08.01.2007 - 2007-08-01 NEW YORK, NY: Madison Square Garden / The Police: Still a force - Rock trio reprise the legend...
The Police: Still a force - Rock trio reprise the legend...
The Police broke up back in '84, but last night at Madison Square Garden, for the most anticipated rock show of 2007, the trio was definitely together.
Twenty-three years later The Police line-up is the usual suspects - Stewart Copeland on drums, Andy Summers strumming guitar and a singing bassist named Sting. They were still able to deliver their trademark mix of pop, jazz and reggae at the first of three area shows.
The gig was outstanding, strat to finish (although hardly worth the nearly $3,000 some fans are reported to have paid scalpers for a single ticket). To some celebreity fans like Ashton Kutcher and Demi Moore, hanging designer Donna Karen, zillionaire Ron Perelman and rock impresario Ron Delsener, the price of tickets meant nothing compared to seeing this concert.
One of the reasons this band commanded respect with stars and regular fans alike was they've remained true to their original melodies, but playful with the arrangements.
That toying and tinkering, for instance, twisted 'The Bed's Too Big Without You' into a new song. It was that kind of musical inventiveness that kept this from becoming a sappy nostalgia show.
Police crowd control was effective right from the start, getting the fans up and dancing from the first song, 'Message In A Bottle'.
From there it was pretty much a nonstop hit-fest that followed with the trio pumping new blood into well-worn No.1 radio singles like 'Don't Stand So Close To Me', 'Every Little Thing She Does Is Magic', 'Invisible Sun' and, of course, 'Roxanne', played under red lights.
In all, there were more than 20 songs during the two-hour set, which the band played on a small stage with multiple video screens above.
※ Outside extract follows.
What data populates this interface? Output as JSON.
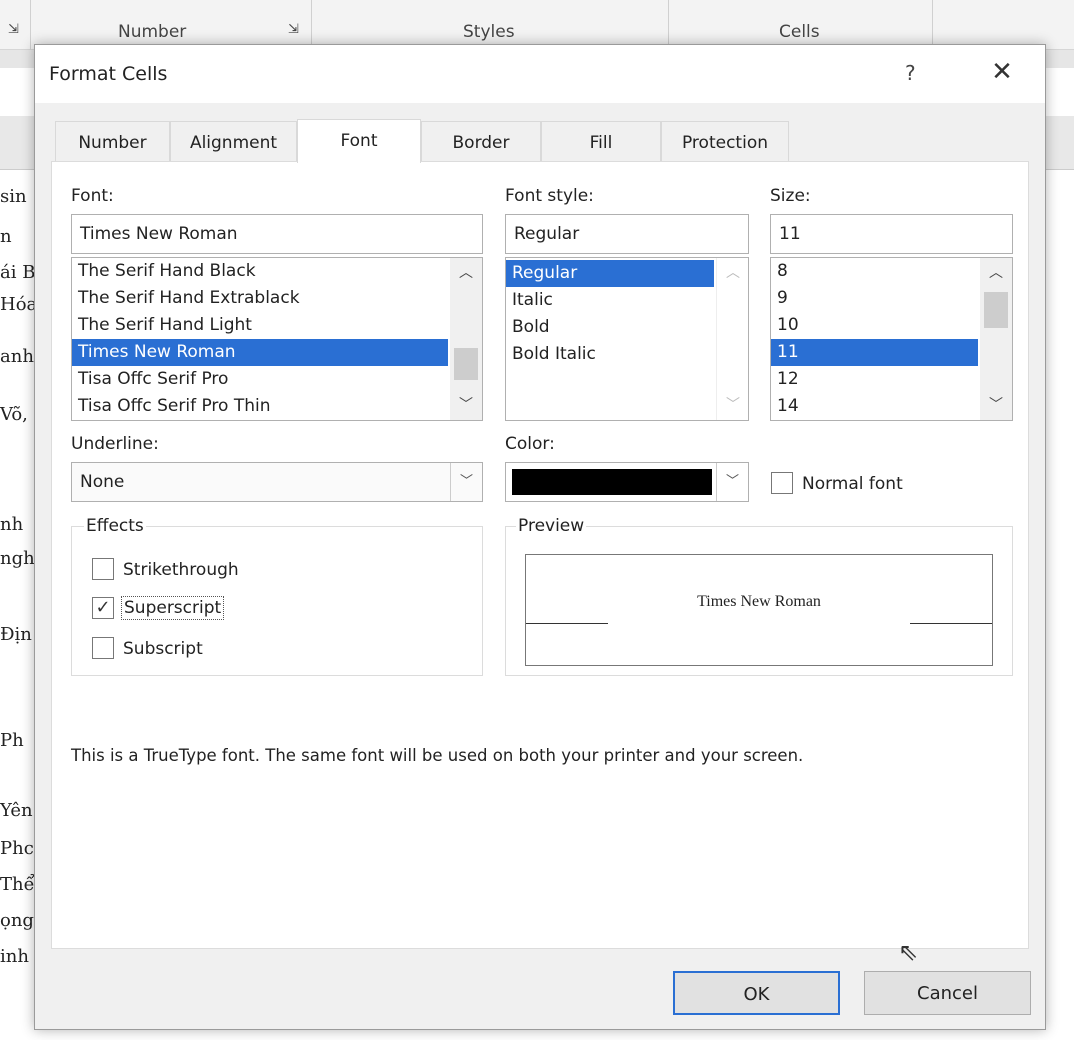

Without standard flash-pot razzle-dazzle this show had an unusual intimacy about it that let the focus stay on the music.
Earlier this year when The Police played the Grammys, they were "Sting and the other two guys." Last night they looked and sounded like a band again.
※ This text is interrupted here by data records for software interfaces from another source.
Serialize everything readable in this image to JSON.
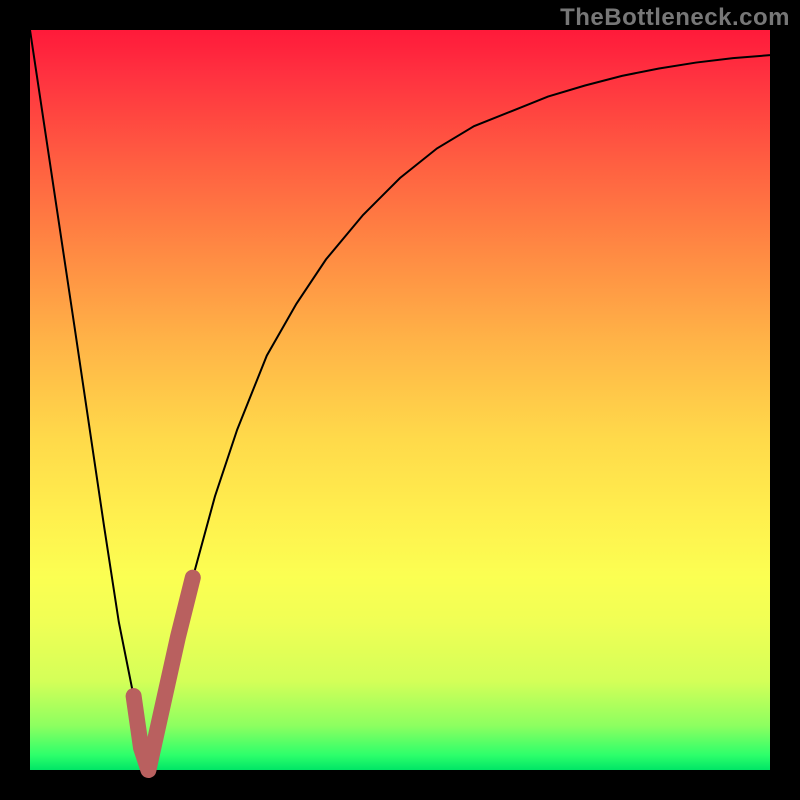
{
  "watermark": "TheBottleneck.com",
  "chart_data": {
    "type": "line",
    "title": "",
    "xlabel": "",
    "ylabel": "",
    "xlim": [
      0,
      100
    ],
    "ylim": [
      0,
      100
    ],
    "series": [
      {
        "name": "main-curve",
        "x": [
          0,
          6,
          10,
          12,
          14,
          15,
          16,
          18,
          20,
          22,
          25,
          28,
          32,
          36,
          40,
          45,
          50,
          55,
          60,
          65,
          70,
          75,
          80,
          85,
          90,
          95,
          100
        ],
        "values": [
          100,
          60,
          33,
          20,
          10,
          3,
          0,
          9,
          18,
          26,
          37,
          46,
          56,
          63,
          69,
          75,
          80,
          84,
          87,
          89,
          91,
          92.5,
          93.8,
          94.8,
          95.6,
          96.2,
          96.6
        ]
      },
      {
        "name": "highlight-segment",
        "x": [
          14,
          15,
          16,
          18,
          20,
          22
        ],
        "values": [
          10,
          3,
          0,
          9,
          18,
          26
        ]
      }
    ]
  },
  "colors": {
    "curve": "#000000",
    "highlight": "#b9605f",
    "frame": "#000000"
  }
}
At the heart of every song were Copeland's fast and furious temp switch-ups that kept his sticks a blur for most of the performance. His drumming today is even more experimental than when The Police were at their zenith and he hit his stride during 'Walking In Your Footsteps'.
Summers' fret-work was often heady as he intertwined off-centre jazz chords with Sting's bass thumps. Some of his solos noodled a little too hard, but he still has virtuosity and velocity in his fingers. He was excellent on the unexpected rocker 'Driven To Tears'.
The there was Sting.
The tantric singer is as physically buff as his beat-up Fender bass is decrepit. Sting stung the house with his signature reedy tenor and emotional delivery that said the words, some 30 years old, that still held meaning for him. When he introduced The Police schoolgirl jail-bait tune 'Don't Stand So Close To Me' he made the number even more personal when he reminded the house, "You Know, before all this, I used to be a teacher."
There's nothing unrehearsed about Sting. Despite his natural magnetism and charisma, he's a practiced musician who never makes the mistake of forgetting he has to entertain when on stage.
He didn't forget at this Garden party.
The Police presence will continue with another MSG show tomorrow and at Giants Stadium in the Meadowlands Sunday. The Police return to New York for a one-night stand, back at the Garden, on Halloween.
© New York Post by Dan Aquilante